King William’s College is an International Baccalaureate school. Its Principal, Mr Joss Buchanan explains the benefits of an IB school

In 2002 King William’s College began teaching the International Baccalaureate (IB) Diploma for the first time. Since then, more than 900 students have studied the Diploma with us and we have become one of the largest and most successful IB schools in Britain. We believe that it is an excellent preparation for both university and life beyond.

What is the IB Diploma?

The IB Diploma Programme combines both breadth and depth of study. It places a strong emphasis on critical thinking skills and promotes an international mindset. The programme is taught over two years and is recognised by all UK and most leading universities around the world.

The IB Curriculum

All students study six subjects. They study English and a second language, a humanity, a Science, Mathematics and one additional subject, which can either be an arts subject or another choice. This breadth is one of the great strengths of the IB. It ensures that a student specialising in the sciences still works on their communication and language skills, whilst a student good at the arts still has a grounding in both Maths and Science. It is a true all-round education.  

In addition, the programme has three core requirements that are included to broaden the educational experience and challenge students to apply their knowledge and understanding. One is the Extended Essay, a 4,000 word piece of independent research. It introduces them to academic research and is an invaluable preparation for university. The second is Theory of Knowledge; students are encouraged to critically examine different ways of knowing and different kinds of knowledge. The third is Creativity, Activity and Service; students actively learn from the experience of doing real tasks beyond the classroom. 

How is the IB marked?

Both standard and higher level subjects are marked on a scale of 1-7, with 7 indicating excellence. A maximum of three ‘bonus’ points can be awarded according to a candidate’s combined performance in Theory of Knowledge and the Extended Essay. The maximum score therefore is 45 points. 24 points are required in order to be awarded the Diploma.  

IB students are busy. They quickly learn how to organise their time and how to succeed in a wide variety of tasks. They show initiative and take responsibility for their own studies. It is not surprising that research has shown that IB students gain higher class of degree at university and are more likely to study for further qualifications.

At the heart of the programme is a sense of internationalism. In this globalised world most students can expect either to study or work abroad at some point in their lives. The IB introduces students to other cultures and, critically, it requires them to study a second language. To put it simply, it aims to educate the citizens of the 21st Century.

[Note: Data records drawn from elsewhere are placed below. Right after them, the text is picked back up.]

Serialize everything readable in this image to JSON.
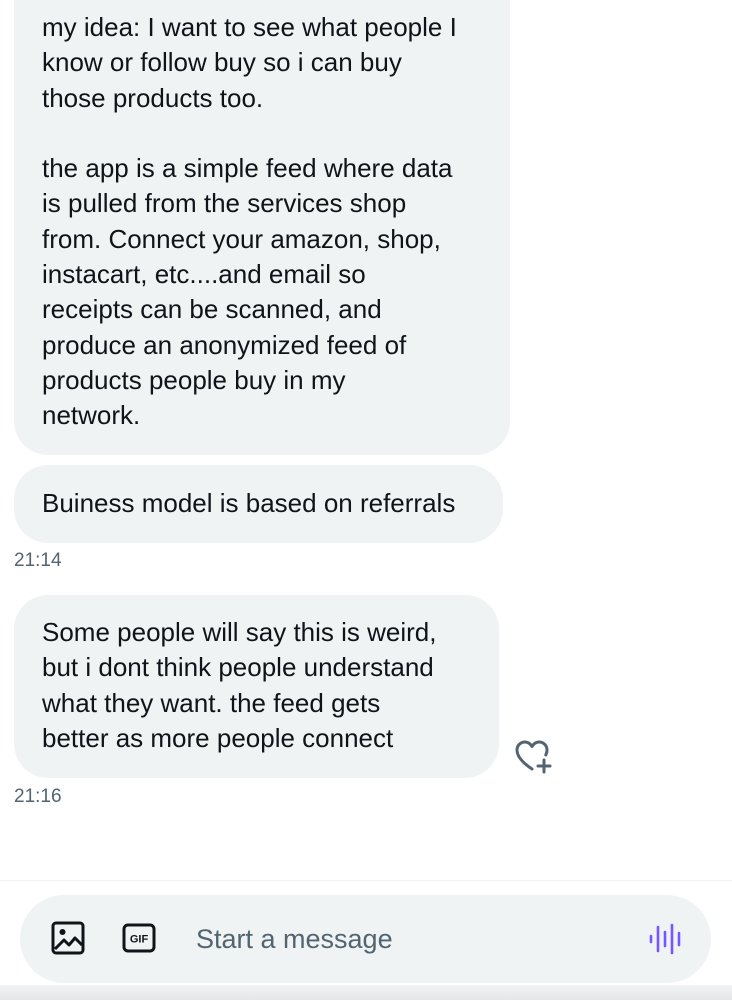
{
  "messages": [
    {
      "text": "my idea: I want to see what people I\nknow or follow buy so i can buy\nthose products too.\n\nthe app is a simple feed where data\nis pulled from the services shop\nfrom. Connect your amazon, shop,\ninstacart, etc....and email so\nreceipts can be scanned, and\nproduce an anonymized feed of\nproducts people buy in my\nnetwork."
    },
    {
      "text": "Buiness model is based on referrals",
      "time": "21:14"
    },
    {
      "text": "Some people will say this is weird,\nbut i dont think people understand\nwhat they want. the feed gets\nbetter as more people connect",
      "time": "21:16"
    }
  ],
  "composer": {
    "placeholder": "Start a message",
    "image_icon": "image-icon",
    "gif_icon": "gif-icon",
    "gif_label": "GIF",
    "voice_icon": "voice-icon"
  },
  "reaction_icon": "heart-plus-icon",
  "colors": {
    "bubble_bg": "#eff3f4",
    "text": "#0f1419",
    "muted": "#536471",
    "voice_accent": "#7856ff"
  }
}
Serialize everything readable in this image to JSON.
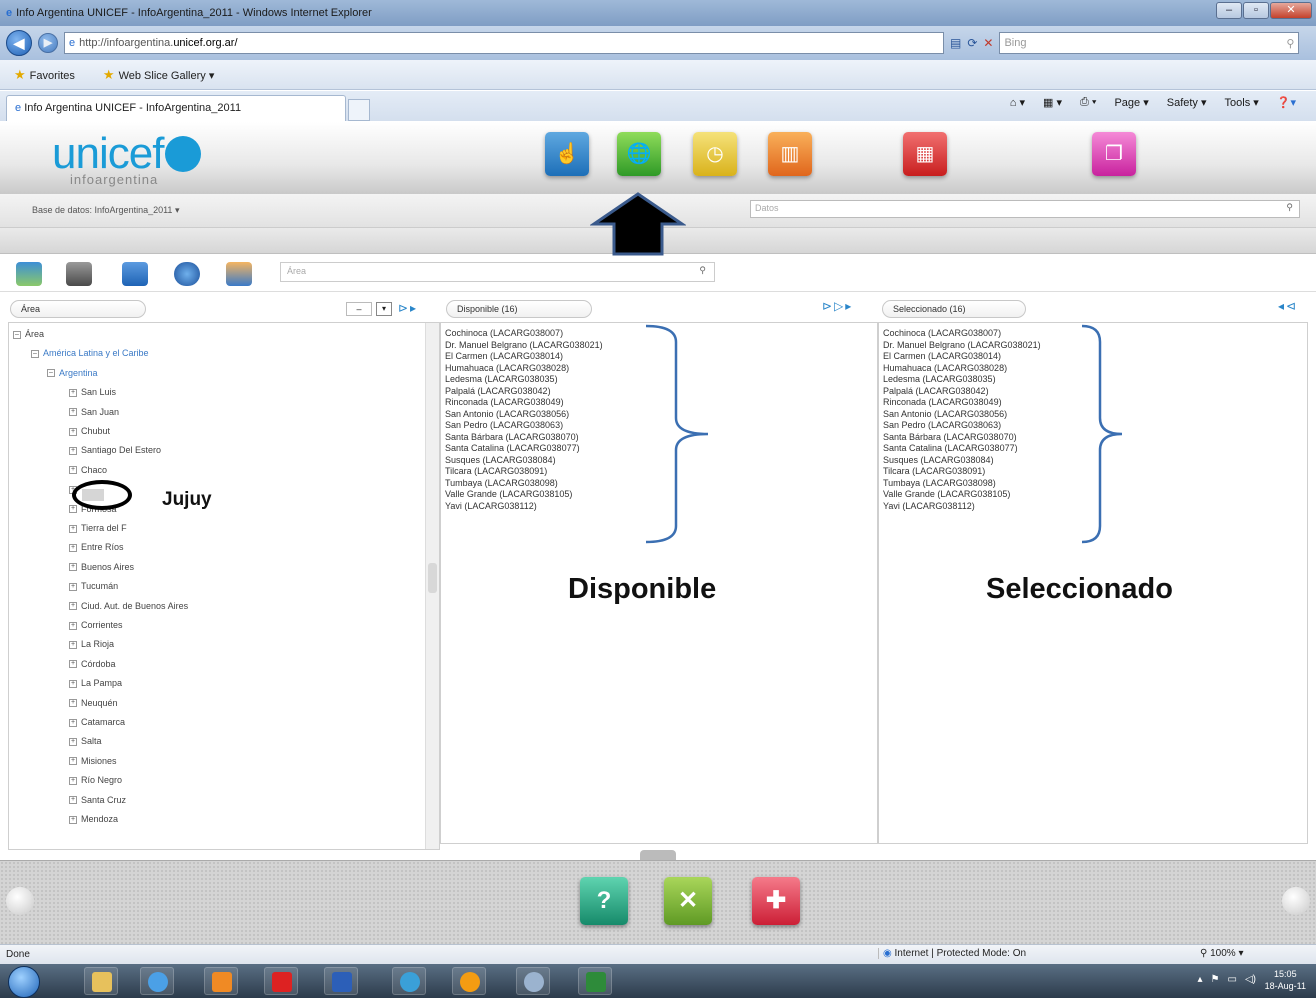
{
  "browser": {
    "title": "Info Argentina UNICEF - InfoArgentina_2011 - Windows Internet Explorer",
    "url_prefix": "http://infoargentina.",
    "url_domain": "unicef.org.ar/",
    "search_placeholder": "Bing",
    "favorites_label": "Favorites",
    "web_slice_label": "Web Slice Gallery ▾",
    "tab_label": "Info Argentina UNICEF - InfoArgentina_2011",
    "cmd": {
      "page": "Page ▾",
      "safety": "Safety ▾",
      "tools": "Tools ▾"
    }
  },
  "app": {
    "logo_text": "unicef",
    "logo_sub": "infoargentina",
    "db_label": "Base de datos:  InfoArgentina_2011 ▾",
    "datos_placeholder": "Datos",
    "area_search_placeholder": "Área"
  },
  "left_panel": {
    "field_label": "Área",
    "tree": [
      {
        "label": "Área",
        "level": 0
      },
      {
        "label": "América Latina y el Caribe",
        "level": 1
      },
      {
        "label": "Argentina",
        "level": 2
      },
      {
        "label": "San Luis",
        "level": 3
      },
      {
        "label": "San Juan",
        "level": 3
      },
      {
        "label": "Chubut",
        "level": 3
      },
      {
        "label": "Santiago Del Estero",
        "level": 3
      },
      {
        "label": "Chaco",
        "level": 3
      },
      {
        "label": "",
        "level": 3
      },
      {
        "label": "Formosa",
        "level": 3
      },
      {
        "label": "Tierra del F",
        "level": 3
      },
      {
        "label": "Entre Ríos",
        "level": 3
      },
      {
        "label": "Buenos Aires",
        "level": 3
      },
      {
        "label": "Tucumán",
        "level": 3
      },
      {
        "label": "Ciud. Aut. de Buenos Aires",
        "level": 3
      },
      {
        "label": "Corrientes",
        "level": 3
      },
      {
        "label": "La Rioja",
        "level": 3
      },
      {
        "label": "Córdoba",
        "level": 3
      },
      {
        "label": "La Pampa",
        "level": 3
      },
      {
        "label": "Neuquén",
        "level": 3
      },
      {
        "label": "Catamarca",
        "level": 3
      },
      {
        "label": "Salta",
        "level": 3
      },
      {
        "label": "Misiones",
        "level": 3
      },
      {
        "label": "Río Negro",
        "level": 3
      },
      {
        "label": "Santa Cruz",
        "level": 3
      },
      {
        "label": "Mendoza",
        "level": 3
      }
    ]
  },
  "middle_panel": {
    "header": "Disponible (16)",
    "items": [
      "Cochinoca (LACARG038007)",
      "Dr. Manuel Belgrano (LACARG038021)",
      "El Carmen (LACARG038014)",
      "Humahuaca (LACARG038028)",
      "Ledesma (LACARG038035)",
      "Palpalá (LACARG038042)",
      "Rinconada (LACARG038049)",
      "San Antonio (LACARG038056)",
      "San Pedro (LACARG038063)",
      "Santa Bárbara (LACARG038070)",
      "Santa Catalina (LACARG038077)",
      "Susques (LACARG038084)",
      "Tilcara (LACARG038091)",
      "Tumbaya (LACARG038098)",
      "Valle Grande (LACARG038105)",
      "Yavi (LACARG038112)"
    ]
  },
  "right_panel": {
    "header": "Seleccionado (16)",
    "items": [
      "Cochinoca (LACARG038007)",
      "Dr. Manuel Belgrano (LACARG038021)",
      "El Carmen (LACARG038014)",
      "Humahuaca (LACARG038028)",
      "Ledesma (LACARG038035)",
      "Palpalá (LACARG038042)",
      "Rinconada (LACARG038049)",
      "San Antonio (LACARG038056)",
      "San Pedro (LACARG038063)",
      "Santa Bárbara (LACARG038070)",
      "Santa Catalina (LACARG038077)",
      "Susques (LACARG038084)",
      "Tilcara (LACARG038091)",
      "Tumbaya (LACARG038098)",
      "Valle Grande (LACARG038105)",
      "Yavi (LACARG038112)"
    ]
  },
  "annotations": {
    "jujuy": "Jujuy",
    "disponible": "Disponible",
    "seleccionado": "Seleccionado"
  },
  "status": {
    "done": "Done",
    "zone": "Internet | Protected Mode: On",
    "zoom": "100% ▾"
  },
  "taskbar": {
    "time": "15:05",
    "date": "18-Aug-11"
  }
}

At King William’s College the International Baccalaureate Diploma is the only qualification we offer in the Sixth Form – simply because we think it is the best. Keeping the numbers small, the overseas students are able to integrate quickly and perfect their English. A majority of our boarders are native English speakers, so students speak English all the time, both in lessons and after school.

If you enjoyed this article, why not read ‘How to encourage girls in STEM subjects‘?